▸ What you should do: Go through the listing below and list every line with "accent".

▸ Data in this exercise:
== Segment start ==

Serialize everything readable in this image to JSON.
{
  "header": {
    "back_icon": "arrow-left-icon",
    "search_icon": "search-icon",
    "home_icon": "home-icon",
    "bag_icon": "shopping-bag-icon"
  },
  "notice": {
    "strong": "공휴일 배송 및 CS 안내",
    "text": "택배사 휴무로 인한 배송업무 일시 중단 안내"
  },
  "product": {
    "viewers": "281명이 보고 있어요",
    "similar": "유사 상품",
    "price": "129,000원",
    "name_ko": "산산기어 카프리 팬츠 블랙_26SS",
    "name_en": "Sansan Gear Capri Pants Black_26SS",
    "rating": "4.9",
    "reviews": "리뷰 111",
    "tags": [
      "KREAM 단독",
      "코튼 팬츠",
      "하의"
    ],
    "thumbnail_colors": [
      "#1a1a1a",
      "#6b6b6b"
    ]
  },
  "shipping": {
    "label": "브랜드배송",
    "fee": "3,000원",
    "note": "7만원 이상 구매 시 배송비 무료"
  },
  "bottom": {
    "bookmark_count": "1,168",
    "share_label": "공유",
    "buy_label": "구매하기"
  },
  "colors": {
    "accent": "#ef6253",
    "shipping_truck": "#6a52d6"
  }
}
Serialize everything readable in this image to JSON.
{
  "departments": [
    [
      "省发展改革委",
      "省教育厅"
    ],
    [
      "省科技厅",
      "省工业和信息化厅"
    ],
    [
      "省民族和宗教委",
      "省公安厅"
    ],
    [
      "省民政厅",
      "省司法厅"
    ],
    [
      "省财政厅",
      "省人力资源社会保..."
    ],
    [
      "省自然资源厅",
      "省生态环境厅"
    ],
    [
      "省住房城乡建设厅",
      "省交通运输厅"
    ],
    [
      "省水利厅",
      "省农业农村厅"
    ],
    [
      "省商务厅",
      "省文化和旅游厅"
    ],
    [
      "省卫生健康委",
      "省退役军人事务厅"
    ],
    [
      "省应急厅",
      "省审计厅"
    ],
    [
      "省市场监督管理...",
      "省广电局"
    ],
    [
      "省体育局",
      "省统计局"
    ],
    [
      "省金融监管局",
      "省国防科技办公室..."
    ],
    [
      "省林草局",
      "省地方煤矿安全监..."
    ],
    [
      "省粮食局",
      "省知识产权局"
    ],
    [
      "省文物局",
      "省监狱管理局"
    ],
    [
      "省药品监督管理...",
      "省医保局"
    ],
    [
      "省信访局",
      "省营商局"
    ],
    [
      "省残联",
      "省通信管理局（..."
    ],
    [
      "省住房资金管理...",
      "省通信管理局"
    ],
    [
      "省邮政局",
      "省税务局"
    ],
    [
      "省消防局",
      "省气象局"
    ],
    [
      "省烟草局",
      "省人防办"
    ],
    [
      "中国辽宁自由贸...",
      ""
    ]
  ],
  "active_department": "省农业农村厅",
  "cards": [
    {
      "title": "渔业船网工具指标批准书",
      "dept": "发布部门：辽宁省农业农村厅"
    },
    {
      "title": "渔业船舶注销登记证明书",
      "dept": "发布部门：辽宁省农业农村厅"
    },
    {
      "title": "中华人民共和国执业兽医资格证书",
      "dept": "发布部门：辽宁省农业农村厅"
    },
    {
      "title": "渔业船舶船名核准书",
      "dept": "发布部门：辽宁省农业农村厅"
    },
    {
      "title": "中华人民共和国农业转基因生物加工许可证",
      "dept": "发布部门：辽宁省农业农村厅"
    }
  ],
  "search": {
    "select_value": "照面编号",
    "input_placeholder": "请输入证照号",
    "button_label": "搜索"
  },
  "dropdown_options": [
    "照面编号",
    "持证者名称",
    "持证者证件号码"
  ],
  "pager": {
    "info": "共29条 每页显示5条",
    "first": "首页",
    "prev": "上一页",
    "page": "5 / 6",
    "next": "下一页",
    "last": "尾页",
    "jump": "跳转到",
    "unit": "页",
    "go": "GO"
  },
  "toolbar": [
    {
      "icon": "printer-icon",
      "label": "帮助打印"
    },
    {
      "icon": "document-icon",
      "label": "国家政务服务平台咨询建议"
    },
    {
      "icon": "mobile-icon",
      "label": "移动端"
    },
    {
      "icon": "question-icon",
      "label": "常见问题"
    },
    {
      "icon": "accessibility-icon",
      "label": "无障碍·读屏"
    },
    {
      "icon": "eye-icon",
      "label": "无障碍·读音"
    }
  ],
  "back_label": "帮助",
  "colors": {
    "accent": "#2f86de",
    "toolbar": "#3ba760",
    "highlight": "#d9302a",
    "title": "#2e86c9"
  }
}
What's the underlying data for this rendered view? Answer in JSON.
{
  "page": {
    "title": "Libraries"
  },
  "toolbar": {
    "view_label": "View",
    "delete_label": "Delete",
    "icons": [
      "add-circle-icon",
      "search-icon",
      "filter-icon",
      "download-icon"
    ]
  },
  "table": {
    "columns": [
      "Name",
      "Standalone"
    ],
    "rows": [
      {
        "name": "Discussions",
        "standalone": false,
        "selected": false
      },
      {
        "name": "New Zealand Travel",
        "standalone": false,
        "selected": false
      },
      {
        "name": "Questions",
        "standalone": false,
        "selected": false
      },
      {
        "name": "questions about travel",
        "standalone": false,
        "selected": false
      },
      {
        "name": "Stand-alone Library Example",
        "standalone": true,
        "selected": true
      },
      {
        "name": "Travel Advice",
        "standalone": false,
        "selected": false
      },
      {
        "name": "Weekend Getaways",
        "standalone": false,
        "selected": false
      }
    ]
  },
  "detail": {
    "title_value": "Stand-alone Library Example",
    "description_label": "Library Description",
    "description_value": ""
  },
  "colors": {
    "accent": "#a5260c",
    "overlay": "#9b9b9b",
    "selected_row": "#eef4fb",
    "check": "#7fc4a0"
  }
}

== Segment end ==

▸ Result for this task:
    "accent": "#ef6253",
    "accent": "#2f86de",
    "accent": "#a5260c",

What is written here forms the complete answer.